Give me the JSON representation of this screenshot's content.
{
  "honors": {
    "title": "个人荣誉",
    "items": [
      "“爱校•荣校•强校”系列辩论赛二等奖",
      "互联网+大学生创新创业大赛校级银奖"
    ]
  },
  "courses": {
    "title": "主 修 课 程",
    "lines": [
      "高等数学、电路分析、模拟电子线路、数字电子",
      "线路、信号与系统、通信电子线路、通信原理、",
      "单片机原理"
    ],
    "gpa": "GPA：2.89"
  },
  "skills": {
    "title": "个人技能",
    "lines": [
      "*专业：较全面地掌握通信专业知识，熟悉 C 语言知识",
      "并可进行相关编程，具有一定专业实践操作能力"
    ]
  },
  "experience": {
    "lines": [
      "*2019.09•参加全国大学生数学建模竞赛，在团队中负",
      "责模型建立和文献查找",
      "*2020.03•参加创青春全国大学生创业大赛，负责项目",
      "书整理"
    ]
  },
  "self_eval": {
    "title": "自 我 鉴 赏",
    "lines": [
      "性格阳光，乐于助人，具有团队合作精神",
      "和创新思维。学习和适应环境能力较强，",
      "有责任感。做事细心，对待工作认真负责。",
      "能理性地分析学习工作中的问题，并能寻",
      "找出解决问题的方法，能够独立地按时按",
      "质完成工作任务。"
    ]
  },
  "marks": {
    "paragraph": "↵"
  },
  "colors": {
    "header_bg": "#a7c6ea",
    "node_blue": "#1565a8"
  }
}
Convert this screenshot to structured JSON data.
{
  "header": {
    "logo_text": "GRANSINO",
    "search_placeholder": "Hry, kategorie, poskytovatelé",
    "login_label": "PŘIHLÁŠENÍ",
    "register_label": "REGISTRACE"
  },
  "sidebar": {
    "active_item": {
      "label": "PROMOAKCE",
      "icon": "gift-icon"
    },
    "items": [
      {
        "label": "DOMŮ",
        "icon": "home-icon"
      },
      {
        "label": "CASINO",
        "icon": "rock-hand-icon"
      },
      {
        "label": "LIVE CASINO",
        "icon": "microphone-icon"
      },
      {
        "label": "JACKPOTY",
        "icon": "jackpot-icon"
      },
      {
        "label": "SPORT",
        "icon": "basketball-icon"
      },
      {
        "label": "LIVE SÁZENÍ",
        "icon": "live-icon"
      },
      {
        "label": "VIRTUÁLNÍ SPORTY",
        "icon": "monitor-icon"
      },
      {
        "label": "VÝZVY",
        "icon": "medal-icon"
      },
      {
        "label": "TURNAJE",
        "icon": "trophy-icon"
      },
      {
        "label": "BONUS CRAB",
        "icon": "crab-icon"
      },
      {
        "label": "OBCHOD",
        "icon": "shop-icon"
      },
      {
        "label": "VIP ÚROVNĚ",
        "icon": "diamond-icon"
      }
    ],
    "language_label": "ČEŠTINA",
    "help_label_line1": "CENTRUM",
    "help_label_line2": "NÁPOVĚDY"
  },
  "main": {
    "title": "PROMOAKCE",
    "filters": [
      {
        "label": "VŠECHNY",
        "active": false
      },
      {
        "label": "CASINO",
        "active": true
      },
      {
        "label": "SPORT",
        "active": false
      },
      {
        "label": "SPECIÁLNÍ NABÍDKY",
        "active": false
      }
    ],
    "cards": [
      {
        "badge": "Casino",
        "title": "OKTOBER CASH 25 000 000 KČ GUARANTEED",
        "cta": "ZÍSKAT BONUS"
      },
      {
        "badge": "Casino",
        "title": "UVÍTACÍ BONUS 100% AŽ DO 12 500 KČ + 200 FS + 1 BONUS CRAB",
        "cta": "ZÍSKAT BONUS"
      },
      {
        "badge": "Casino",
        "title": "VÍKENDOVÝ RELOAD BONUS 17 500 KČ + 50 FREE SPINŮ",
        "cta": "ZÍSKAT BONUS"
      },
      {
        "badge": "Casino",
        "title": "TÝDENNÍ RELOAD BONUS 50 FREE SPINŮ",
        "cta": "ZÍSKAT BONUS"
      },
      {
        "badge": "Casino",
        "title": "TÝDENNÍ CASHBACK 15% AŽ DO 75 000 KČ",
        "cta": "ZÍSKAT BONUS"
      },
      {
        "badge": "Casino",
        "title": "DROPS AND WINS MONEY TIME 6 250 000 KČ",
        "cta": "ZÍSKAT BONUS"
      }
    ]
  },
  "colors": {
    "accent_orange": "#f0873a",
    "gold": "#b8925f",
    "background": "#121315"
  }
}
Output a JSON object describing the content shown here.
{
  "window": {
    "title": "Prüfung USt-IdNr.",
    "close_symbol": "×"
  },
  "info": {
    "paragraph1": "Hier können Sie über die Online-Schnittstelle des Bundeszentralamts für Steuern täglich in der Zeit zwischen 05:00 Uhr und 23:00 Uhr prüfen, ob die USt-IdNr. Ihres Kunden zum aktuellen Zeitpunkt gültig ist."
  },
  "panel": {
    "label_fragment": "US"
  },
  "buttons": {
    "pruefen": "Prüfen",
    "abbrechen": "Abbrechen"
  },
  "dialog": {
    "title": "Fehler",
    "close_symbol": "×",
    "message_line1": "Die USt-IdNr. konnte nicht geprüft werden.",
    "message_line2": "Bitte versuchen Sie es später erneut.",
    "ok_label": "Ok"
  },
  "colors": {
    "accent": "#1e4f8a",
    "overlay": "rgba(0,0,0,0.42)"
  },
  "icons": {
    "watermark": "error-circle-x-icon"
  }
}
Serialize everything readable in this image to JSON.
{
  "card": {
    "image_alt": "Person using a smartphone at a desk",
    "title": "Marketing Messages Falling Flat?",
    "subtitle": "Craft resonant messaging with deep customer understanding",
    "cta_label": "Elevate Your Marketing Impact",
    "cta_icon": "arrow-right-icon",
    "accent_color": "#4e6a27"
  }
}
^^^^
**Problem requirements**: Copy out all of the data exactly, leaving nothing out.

**Exercise response**:
Give me the JSON representation of this screenshot's content.
{
  "honors": {
    "title": "个人荣誉",
    "items": [
      "“爱校•荣校•强校”系列辩论赛二等奖",
      "互联网+大学生创新创业大赛校级银奖"
    ]
  },
  "courses": {
    "title": "主 修 课 程",
    "lines": [
      "高等数学、电路分析、模拟电子线路、数字电子",
      "线路、信号与系统、通信电子线路、通信原理、",
      "单片机原理"
    ],
    "gpa": "GPA：2.89"
  },
  "skills": {
    "title": "个人技能",
    "lines": [
      "*专业：较全面地掌握通信专业知识，熟悉 C 语言知识",
      "并可进行相关编程，具有一定专业实践操作能力"
    ]
  },
  "experience": {
    "lines": [
      "*2019.09•参加全国大学生数学建模竞赛，在团队中负",
      "责模型建立和文献查找",
      "*2020.03•参加创青春全国大学生创业大赛，负责项目",
      "书整理"
    ]
  },
  "self_eval": {
    "title": "自 我 鉴 赏",
    "lines": [
      "性格阳光，乐于助人，具有团队合作精神",
      "和创新思维。学习和适应环境能力较强，",
      "有责任感。做事细心，对待工作认真负责。",
      "能理性地分析学习工作中的问题，并能寻",
      "找出解决问题的方法，能够独立地按时按",
      "质完成工作任务。"
    ]
  },
  "marks": {
    "paragraph": "↵"
  },
  "colors": {
    "header_bg": "#a7c6ea",
    "node_blue": "#1565a8"
  }
}
Convert this screenshot to structured JSON data.
{
  "header": {
    "logo_text": "GRANSINO",
    "search_placeholder": "Hry, kategorie, poskytovatelé",
    "login_label": "PŘIHLÁŠENÍ",
    "register_label": "REGISTRACE"
  },
  "sidebar": {
    "active_item": {
      "label": "PROMOAKCE",
      "icon": "gift-icon"
    },
    "items": [
      {
        "label": "DOMŮ",
        "icon": "home-icon"
      },
      {
        "label": "CASINO",
        "icon": "rock-hand-icon"
      },
      {
        "label": "LIVE CASINO",
        "icon": "microphone-icon"
      },
      {
        "label": "JACKPOTY",
        "icon": "jackpot-icon"
      },
      {
        "label": "SPORT",
        "icon": "basketball-icon"
      },
      {
        "label": "LIVE SÁZENÍ",
        "icon": "live-icon"
      },
      {
        "label": "VIRTUÁLNÍ SPORTY",
        "icon": "monitor-icon"
      },
      {
        "label": "VÝZVY",
        "icon": "medal-icon"
      },
      {
        "label": "TURNAJE",
        "icon": "trophy-icon"
      },
      {
        "label": "BONUS CRAB",
        "icon": "crab-icon"
      },
      {
        "label": "OBCHOD",
        "icon": "shop-icon"
      },
      {
        "label": "VIP ÚROVNĚ",
        "icon": "diamond-icon"
      }
    ],
    "language_label": "ČEŠTINA",
    "help_label_line1": "CENTRUM",
    "help_label_line2": "NÁPOVĚDY"
  },
  "main": {
    "title": "PROMOAKCE",
    "filters": [
      {
        "label": "VŠECHNY",
        "active": false
      },
      {
        "label": "CASINO",
        "active": true
      },
      {
        "label": "SPORT",
        "active": false
      },
      {
        "label": "SPECIÁLNÍ NABÍDKY",
        "active": false
      }
    ],
    "cards": [
      {
        "badge": "Casino",
        "title": "OKTOBER CASH 25 000 000 KČ GUARANTEED",
        "cta": "ZÍSKAT BONUS"
      },
      {
        "badge": "Casino",
        "title": "UVÍTACÍ BONUS 100% AŽ DO 12 500 KČ + 200 FS + 1 BONUS CRAB",
        "cta": "ZÍSKAT BONUS"
      },
      {
        "badge": "Casino",
        "title": "VÍKENDOVÝ RELOAD BONUS 17 500 KČ + 50 FREE SPINŮ",
        "cta": "ZÍSKAT BONUS"
      },
      {
        "badge": "Casino",
        "title": "TÝDENNÍ RELOAD BONUS 50 FREE SPINŮ",
        "cta": "ZÍSKAT BONUS"
      },
      {
        "badge": "Casino",
        "title": "TÝDENNÍ CASHBACK 15% AŽ DO 75 000 KČ",
        "cta": "ZÍSKAT BONUS"
      },
      {
        "badge": "Casino",
        "title": "DROPS AND WINS MONEY TIME 6 250 000 KČ",
        "cta": "ZÍSKAT BONUS"
      }
    ]
  },
  "colors": {
    "accent_orange": "#f0873a",
    "gold": "#b8925f",
    "background": "#121315"
  }
}
Output a JSON object describing the content shown here.
{
  "window": {
    "title": "Prüfung USt-IdNr.",
    "close_symbol": "×"
  },
  "info": {
    "paragraph1": "Hier können Sie über die Online-Schnittstelle des Bundeszentralamts für Steuern täglich in der Zeit zwischen 05:00 Uhr und 23:00 Uhr prüfen, ob die USt-IdNr. Ihres Kunden zum aktuellen Zeitpunkt gültig ist."
  },
  "panel": {
    "label_fragment": "US"
  },
  "buttons": {
    "pruefen": "Prüfen",
    "abbrechen": "Abbrechen"
  },
  "dialog": {
    "title": "Fehler",
    "close_symbol": "×",
    "message_line1": "Die USt-IdNr. konnte nicht geprüft werden.",
    "message_line2": "Bitte versuchen Sie es später erneut.",
    "ok_label": "Ok"
  },
  "colors": {
    "accent": "#1e4f8a",
    "overlay": "rgba(0,0,0,0.42)"
  },
  "icons": {
    "watermark": "error-circle-x-icon"
  }
}
Serialize everything readable in this image to JSON.
{
  "card": {
    "image_alt": "Person using a smartphone at a desk",
    "title": "Marketing Messages Falling Flat?",
    "subtitle": "Craft resonant messaging with deep customer understanding",
    "cta_label": "Elevate Your Marketing Impact",
    "cta_icon": "arrow-right-icon",
    "accent_color": "#4e6a27"
  }
}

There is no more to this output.